The gorgeous foxgloves, just beginning to bloom. And that’s pretty much all I’d see of ’em.

The gorgeous foxgloves, just beginning to bloom. And that’s pretty much all I’d see of ’em.

I’d intended to tuck my last two hardboiled eggs in my purse to have as a snack while I waited for the plane. (I always arrive early, because I don’t like to be rushed.) But in that last-minute second-piece-of-luggage dance, I’d forgotten. Actually, I’d neglected to eat altogether. And eggs would have been cheaper than the six-dollar Whitt’s sandwich I had. Normally I love Whitt’s Barbeque; it’s a Middle Tennessee institution. In particular I love the vinegar slaw they put on the sandwiches along with pickles. Here’s some news, Tennesseans: at the airport you pay 50¢ extra for the slaw and it’s … creamy. Not genuine Whitt’s slaw. Ick!

But wait. I’m on my way to Ireland, and nothing’s going to ruin my day! Next stop, the Windy City.

It’s very pretty to fly into Chicago on a sunny day. That lake—it’s huge! I should put it on the list for an excursion sometime.

The international flights terminal at Chicago–O’Hare.

The international flights terminal at Chicago–O’Hare.

And then on to the jumbo jet that would take me across the Atlantic. The flight was full, of course, and I ended up sitting next to a young Chicago family—husband and wife—traveling with their adorable daughter. She was somewhere in the twelve to fifteen months old range and cute as a bug’s ear.

Until we got airborne. Then she screamed at the top of her lungs for seven hours straight. I kid you not. Screamed. Normally a child can wear herself out carrying on like that, but not this one. She never stopped. It’s one thing to have a crying baby somewhere on the plane, but I gotta tell ya, in the same aisle, one seat away, is a whole new circle of hell. I wanted to shake her mother and say, “Liquid Baby Tylenol! Puts ’em right to sleep!”

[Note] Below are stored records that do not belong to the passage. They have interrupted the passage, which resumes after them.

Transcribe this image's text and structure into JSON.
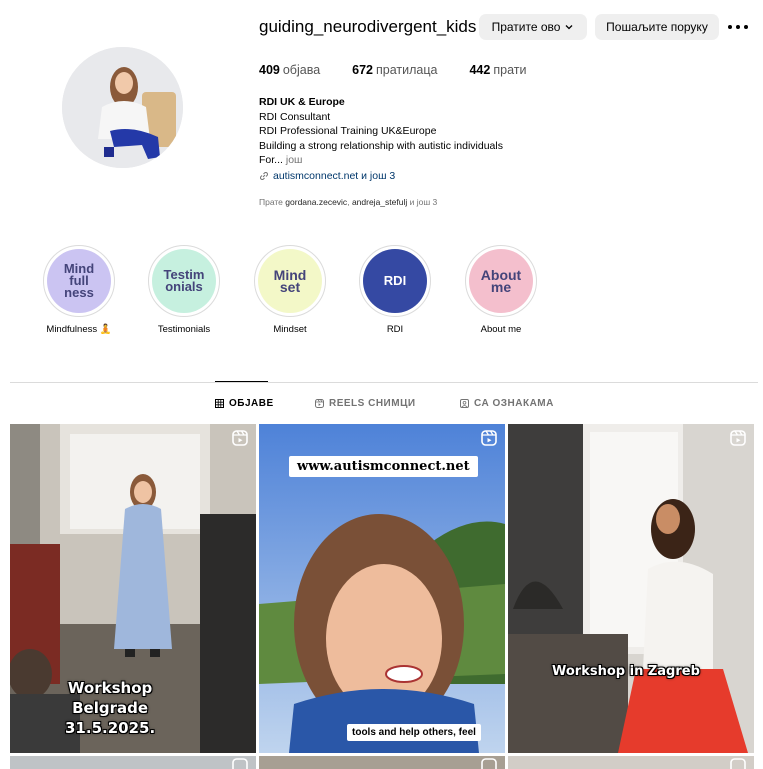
{
  "profile": {
    "username": "guiding_neurodivergent_kids",
    "follow_button": "Пратите ово",
    "message_button": "Пошаљите поруку",
    "stats": [
      {
        "count": "409",
        "label": "објава"
      },
      {
        "count": "672",
        "label": "пратилаца"
      },
      {
        "count": "442",
        "label": "прати"
      }
    ],
    "bio": {
      "name": "RDI UK & Europe",
      "line1": "RDI Consultant",
      "line2": "RDI Professional Training UK&Europe",
      "line3": "Building a strong relationship with autistic individuals",
      "line4": "For...",
      "more": "још",
      "link": "autismconnect.net и још 3"
    },
    "followed_by": {
      "prefix": "Прате",
      "name1": "gordana.zecevic",
      "sep": ",",
      "name2": "andreja_stefulj",
      "suffix": "и још 3"
    }
  },
  "highlights": [
    {
      "label": "Mindfulness 🧘",
      "cover_text": "Mind full ness",
      "color": "#cbc4f2"
    },
    {
      "label": "Testimonials",
      "cover_text": "Testim onials",
      "color": "#c6f0df"
    },
    {
      "label": "Mindset",
      "cover_text": "Mind set",
      "color": "#f3f8c8"
    },
    {
      "label": "RDI",
      "cover_text": "RDI",
      "color": "#3549a3"
    },
    {
      "label": "About me",
      "cover_text": "About me",
      "color": "#f4bfcd"
    }
  ],
  "tabs": [
    {
      "label": "ОБЈАВЕ",
      "icon": "grid-icon",
      "active": true
    },
    {
      "label": "REELS СНИМЦИ",
      "icon": "reels-icon",
      "active": false
    },
    {
      "label": "СА ОЗНАКАМА",
      "icon": "tagged-icon",
      "active": false
    }
  ],
  "posts": [
    {
      "caption_line1": "Workshop",
      "caption_line2": "Belgrade",
      "caption_line3": "31.5.2025."
    },
    {
      "banner": "www.autismconnect.net",
      "subtitle": "tools and help others, feel"
    },
    {
      "caption": "Workshop in Zagreb"
    }
  ],
  "colors": {
    "button_bg": "#efefef",
    "link": "#00376b",
    "muted": "#737373"
  }
}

Which is something I didn’t manage to do on this overnight flight. 🙂